■ **PROBLEM TO SOLVE**
Count the lines in the data below holding the string "watermark" and write the total by itself.

SUPPLIED ENTRIES Start Marker

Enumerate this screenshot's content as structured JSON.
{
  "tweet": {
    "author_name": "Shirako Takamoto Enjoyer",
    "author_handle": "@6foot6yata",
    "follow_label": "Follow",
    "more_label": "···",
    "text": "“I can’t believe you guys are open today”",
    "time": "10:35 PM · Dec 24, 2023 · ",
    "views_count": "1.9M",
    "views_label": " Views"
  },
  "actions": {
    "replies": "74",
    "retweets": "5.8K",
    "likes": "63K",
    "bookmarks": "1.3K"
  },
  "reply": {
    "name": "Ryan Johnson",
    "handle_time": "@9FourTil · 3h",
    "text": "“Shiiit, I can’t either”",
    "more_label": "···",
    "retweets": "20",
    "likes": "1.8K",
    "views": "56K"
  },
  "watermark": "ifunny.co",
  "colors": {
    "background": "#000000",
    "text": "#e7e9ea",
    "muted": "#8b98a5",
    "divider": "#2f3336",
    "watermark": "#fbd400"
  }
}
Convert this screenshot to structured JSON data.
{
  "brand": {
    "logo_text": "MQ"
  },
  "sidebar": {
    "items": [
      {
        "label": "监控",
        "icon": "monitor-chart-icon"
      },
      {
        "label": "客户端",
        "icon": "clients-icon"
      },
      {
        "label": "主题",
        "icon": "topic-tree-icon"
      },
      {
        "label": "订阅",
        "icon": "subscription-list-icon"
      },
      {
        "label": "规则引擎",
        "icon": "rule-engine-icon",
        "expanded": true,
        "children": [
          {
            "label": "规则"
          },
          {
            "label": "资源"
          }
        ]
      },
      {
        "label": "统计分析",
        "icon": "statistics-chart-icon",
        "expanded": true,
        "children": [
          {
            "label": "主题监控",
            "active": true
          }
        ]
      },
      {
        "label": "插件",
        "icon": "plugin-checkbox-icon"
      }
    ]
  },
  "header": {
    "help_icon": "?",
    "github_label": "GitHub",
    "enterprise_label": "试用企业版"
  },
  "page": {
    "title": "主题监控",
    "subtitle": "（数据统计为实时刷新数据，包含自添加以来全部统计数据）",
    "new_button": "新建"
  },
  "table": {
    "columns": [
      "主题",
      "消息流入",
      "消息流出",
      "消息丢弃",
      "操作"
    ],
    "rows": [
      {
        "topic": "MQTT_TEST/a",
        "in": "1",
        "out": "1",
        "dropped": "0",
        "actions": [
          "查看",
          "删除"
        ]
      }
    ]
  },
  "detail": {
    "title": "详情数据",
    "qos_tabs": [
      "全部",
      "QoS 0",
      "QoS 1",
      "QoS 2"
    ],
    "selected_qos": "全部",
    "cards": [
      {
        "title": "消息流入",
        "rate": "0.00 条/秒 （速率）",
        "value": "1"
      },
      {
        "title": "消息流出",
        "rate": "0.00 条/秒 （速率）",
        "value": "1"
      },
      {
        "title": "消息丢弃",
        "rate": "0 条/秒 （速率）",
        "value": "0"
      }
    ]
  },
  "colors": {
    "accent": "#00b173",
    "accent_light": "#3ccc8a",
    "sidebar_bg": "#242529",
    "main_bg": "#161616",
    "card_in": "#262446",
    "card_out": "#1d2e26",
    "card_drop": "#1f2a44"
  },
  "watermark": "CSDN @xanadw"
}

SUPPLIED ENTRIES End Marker

■ **SOLUTION**
3